Page and application data records
──────────────────────────────
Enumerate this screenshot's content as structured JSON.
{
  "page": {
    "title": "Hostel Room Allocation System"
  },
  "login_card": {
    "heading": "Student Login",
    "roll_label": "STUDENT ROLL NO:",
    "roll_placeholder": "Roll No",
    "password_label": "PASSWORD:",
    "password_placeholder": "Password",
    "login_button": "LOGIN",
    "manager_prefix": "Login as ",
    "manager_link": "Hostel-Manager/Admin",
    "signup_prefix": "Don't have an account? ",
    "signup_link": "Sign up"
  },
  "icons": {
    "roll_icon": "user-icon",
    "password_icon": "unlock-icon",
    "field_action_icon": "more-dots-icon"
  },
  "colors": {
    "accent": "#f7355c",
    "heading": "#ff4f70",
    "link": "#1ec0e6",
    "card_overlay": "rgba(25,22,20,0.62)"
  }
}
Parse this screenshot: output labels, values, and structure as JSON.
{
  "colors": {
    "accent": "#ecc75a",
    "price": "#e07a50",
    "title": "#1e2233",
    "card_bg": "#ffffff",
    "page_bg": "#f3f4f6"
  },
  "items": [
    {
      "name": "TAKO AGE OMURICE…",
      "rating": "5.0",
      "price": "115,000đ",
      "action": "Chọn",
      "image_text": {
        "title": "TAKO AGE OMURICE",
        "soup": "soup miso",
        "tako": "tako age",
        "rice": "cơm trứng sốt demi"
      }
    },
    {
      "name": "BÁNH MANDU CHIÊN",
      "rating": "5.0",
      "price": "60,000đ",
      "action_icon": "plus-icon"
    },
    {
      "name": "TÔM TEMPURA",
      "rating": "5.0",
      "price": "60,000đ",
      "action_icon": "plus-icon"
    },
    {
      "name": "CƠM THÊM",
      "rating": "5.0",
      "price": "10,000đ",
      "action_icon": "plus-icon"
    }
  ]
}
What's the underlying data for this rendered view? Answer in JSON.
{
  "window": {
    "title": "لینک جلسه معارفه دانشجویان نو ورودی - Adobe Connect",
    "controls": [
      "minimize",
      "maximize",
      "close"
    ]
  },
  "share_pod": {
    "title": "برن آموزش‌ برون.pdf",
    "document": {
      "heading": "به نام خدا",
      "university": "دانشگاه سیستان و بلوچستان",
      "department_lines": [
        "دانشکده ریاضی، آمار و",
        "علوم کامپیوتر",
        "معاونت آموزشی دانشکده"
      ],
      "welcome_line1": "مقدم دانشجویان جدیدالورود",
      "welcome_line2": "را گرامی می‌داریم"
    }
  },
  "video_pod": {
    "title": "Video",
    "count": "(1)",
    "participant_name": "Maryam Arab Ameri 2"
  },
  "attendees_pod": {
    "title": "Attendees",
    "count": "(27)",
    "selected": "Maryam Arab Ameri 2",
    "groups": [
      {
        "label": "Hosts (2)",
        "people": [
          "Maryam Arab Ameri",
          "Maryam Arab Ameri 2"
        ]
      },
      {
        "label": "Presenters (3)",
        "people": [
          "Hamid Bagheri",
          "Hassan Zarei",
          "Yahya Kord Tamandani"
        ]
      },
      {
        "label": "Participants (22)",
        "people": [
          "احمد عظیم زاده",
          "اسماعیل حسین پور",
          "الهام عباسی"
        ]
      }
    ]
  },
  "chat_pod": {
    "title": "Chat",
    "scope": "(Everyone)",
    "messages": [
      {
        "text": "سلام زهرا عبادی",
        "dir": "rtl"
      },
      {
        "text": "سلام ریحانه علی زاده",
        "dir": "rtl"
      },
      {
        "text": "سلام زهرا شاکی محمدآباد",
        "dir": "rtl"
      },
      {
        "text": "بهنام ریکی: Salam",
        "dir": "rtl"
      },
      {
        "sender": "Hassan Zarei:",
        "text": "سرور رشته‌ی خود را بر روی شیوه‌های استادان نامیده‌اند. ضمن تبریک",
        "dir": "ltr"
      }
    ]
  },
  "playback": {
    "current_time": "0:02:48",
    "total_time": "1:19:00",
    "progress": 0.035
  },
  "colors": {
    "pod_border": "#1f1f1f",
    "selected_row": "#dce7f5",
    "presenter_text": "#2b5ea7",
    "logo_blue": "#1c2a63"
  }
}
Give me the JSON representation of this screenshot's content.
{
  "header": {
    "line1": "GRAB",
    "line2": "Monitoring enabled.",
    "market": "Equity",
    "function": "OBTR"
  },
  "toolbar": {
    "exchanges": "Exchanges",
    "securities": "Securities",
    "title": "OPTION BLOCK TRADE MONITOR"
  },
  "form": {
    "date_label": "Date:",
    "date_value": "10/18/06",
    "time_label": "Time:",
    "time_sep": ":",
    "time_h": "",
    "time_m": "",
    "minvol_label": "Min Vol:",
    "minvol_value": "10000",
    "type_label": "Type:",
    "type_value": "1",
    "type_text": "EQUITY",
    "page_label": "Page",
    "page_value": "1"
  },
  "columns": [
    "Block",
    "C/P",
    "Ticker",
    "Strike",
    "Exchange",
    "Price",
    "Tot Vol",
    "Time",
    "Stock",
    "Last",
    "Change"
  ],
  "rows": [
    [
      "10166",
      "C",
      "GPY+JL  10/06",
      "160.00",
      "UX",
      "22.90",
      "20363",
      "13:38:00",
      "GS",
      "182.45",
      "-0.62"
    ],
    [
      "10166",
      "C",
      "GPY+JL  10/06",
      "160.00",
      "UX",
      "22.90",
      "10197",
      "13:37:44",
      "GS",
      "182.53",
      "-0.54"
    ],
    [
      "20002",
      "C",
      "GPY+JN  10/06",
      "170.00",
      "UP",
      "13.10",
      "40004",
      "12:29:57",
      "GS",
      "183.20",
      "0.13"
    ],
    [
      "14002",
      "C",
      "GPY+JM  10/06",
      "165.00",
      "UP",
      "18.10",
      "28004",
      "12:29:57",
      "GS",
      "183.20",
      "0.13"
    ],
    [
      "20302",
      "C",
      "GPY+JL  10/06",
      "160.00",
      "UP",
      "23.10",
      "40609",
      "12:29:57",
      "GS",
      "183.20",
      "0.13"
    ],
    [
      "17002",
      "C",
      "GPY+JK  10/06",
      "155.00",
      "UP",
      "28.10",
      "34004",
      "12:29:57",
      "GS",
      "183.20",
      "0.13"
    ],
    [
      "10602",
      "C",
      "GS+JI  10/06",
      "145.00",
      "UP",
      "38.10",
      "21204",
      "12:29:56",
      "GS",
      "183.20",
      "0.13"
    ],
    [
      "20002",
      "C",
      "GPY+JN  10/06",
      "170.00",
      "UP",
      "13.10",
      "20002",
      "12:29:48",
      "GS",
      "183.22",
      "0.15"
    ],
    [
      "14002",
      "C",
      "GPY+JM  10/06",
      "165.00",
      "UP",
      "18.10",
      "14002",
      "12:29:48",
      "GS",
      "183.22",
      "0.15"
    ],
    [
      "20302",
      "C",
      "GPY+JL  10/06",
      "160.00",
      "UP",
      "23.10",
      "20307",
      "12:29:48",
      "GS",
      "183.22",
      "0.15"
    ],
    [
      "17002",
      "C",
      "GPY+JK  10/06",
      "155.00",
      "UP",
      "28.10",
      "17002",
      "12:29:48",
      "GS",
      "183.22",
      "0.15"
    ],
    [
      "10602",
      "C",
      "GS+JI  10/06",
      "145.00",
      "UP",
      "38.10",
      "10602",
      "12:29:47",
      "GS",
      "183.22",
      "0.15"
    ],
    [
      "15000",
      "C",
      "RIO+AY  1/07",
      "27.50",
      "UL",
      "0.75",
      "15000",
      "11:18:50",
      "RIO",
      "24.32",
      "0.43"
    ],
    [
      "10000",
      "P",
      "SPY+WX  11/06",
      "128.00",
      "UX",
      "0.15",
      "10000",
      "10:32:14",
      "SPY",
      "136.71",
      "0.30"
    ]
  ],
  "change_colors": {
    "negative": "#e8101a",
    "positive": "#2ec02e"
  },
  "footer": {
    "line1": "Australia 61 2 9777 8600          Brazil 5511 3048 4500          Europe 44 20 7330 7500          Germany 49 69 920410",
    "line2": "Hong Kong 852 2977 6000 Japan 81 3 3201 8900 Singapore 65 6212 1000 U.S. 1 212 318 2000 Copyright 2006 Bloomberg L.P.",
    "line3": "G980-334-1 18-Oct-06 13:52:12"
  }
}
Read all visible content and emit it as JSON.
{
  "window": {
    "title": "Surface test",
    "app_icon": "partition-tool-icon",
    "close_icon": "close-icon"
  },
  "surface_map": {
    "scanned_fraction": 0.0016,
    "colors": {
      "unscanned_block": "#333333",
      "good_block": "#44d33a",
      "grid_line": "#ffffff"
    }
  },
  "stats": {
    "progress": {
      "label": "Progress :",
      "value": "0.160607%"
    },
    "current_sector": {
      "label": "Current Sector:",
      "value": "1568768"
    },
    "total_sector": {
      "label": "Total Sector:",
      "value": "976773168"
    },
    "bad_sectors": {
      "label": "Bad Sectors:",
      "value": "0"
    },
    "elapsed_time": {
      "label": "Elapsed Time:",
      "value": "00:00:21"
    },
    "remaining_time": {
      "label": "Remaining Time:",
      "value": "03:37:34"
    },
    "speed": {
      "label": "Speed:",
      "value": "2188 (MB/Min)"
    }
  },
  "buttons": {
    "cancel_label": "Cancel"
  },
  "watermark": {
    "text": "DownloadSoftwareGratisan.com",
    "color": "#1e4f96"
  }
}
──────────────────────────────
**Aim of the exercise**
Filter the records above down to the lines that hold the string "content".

**Answer space**
Enumerate this screenshot's content as structured JSON.
Give me the JSON representation of this screenshot's content.
Read all visible content and emit it as JSON.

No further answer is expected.